INPUT FOR THIS TASK:
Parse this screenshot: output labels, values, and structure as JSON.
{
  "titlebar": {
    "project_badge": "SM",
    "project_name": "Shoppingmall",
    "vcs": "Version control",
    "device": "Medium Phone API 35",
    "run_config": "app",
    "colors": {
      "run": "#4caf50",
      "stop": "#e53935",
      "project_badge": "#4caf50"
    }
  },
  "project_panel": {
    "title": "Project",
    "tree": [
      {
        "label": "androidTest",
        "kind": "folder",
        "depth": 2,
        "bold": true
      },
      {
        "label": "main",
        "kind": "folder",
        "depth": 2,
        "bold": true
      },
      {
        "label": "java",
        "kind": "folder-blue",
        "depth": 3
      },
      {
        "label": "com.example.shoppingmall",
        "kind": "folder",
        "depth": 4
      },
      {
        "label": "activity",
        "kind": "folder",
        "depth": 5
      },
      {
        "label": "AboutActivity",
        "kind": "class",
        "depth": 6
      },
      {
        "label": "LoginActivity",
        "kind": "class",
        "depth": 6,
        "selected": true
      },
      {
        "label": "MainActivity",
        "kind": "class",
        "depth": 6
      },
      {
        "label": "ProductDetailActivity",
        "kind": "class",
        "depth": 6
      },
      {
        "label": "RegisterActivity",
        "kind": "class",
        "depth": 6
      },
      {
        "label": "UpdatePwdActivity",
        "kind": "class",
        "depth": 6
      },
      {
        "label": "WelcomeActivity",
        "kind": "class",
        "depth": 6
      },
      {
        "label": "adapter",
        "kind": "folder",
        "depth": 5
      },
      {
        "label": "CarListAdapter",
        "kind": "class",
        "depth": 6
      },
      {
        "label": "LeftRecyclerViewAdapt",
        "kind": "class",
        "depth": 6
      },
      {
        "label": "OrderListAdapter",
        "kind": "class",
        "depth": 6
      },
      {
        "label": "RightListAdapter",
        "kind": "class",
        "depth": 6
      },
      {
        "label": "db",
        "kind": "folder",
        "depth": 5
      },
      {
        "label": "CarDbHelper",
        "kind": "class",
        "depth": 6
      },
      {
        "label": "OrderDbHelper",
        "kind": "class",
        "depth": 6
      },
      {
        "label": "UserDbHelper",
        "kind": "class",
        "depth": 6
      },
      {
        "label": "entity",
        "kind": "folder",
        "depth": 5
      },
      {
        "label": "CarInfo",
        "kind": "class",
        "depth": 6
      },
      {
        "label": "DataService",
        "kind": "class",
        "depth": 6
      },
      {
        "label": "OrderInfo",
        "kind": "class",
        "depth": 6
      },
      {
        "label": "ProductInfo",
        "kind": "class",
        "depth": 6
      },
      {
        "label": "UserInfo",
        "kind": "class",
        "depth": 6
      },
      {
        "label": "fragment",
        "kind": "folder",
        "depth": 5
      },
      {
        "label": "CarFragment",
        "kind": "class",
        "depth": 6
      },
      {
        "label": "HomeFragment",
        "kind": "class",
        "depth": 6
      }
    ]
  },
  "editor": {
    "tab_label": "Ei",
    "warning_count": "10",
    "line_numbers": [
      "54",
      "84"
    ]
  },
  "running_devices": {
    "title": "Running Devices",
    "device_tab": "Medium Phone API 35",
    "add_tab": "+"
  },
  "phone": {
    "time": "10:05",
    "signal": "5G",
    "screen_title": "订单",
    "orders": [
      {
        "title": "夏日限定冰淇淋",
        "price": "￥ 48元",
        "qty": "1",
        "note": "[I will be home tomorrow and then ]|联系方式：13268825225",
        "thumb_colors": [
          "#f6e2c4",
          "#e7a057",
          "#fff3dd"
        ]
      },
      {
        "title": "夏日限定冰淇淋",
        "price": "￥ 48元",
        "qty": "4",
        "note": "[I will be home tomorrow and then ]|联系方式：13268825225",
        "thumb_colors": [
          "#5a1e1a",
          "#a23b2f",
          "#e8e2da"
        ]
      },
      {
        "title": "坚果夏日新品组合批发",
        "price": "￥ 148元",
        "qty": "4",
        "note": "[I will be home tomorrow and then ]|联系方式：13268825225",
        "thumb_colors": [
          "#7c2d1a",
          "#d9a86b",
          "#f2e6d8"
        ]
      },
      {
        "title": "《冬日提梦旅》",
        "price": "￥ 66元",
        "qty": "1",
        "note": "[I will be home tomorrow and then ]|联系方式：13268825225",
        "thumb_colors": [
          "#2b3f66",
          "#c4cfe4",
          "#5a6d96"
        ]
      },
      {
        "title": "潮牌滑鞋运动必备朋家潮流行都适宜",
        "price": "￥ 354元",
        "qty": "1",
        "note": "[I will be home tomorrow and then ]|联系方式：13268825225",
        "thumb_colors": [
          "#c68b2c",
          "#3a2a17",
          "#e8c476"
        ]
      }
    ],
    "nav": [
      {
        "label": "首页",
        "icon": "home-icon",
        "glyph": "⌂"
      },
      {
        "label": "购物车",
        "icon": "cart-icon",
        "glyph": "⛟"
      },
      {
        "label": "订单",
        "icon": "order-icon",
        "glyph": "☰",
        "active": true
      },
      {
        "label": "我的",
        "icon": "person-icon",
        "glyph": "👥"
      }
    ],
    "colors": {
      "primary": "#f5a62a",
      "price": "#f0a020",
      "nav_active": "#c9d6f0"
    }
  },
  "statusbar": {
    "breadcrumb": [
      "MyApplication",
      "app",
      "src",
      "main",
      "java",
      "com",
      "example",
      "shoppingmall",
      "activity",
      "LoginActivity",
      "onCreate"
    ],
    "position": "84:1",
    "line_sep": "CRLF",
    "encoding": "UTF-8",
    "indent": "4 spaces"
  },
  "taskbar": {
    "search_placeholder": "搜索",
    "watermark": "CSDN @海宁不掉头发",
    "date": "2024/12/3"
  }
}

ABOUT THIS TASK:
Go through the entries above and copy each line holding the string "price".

EXERCISE SOLUTION:
        "price": "￥ 48元",
        "price": "￥ 48元",
        "price": "￥ 148元",
        "price": "￥ 66元",
        "price": "￥ 354元",
      "price": "#f0a020",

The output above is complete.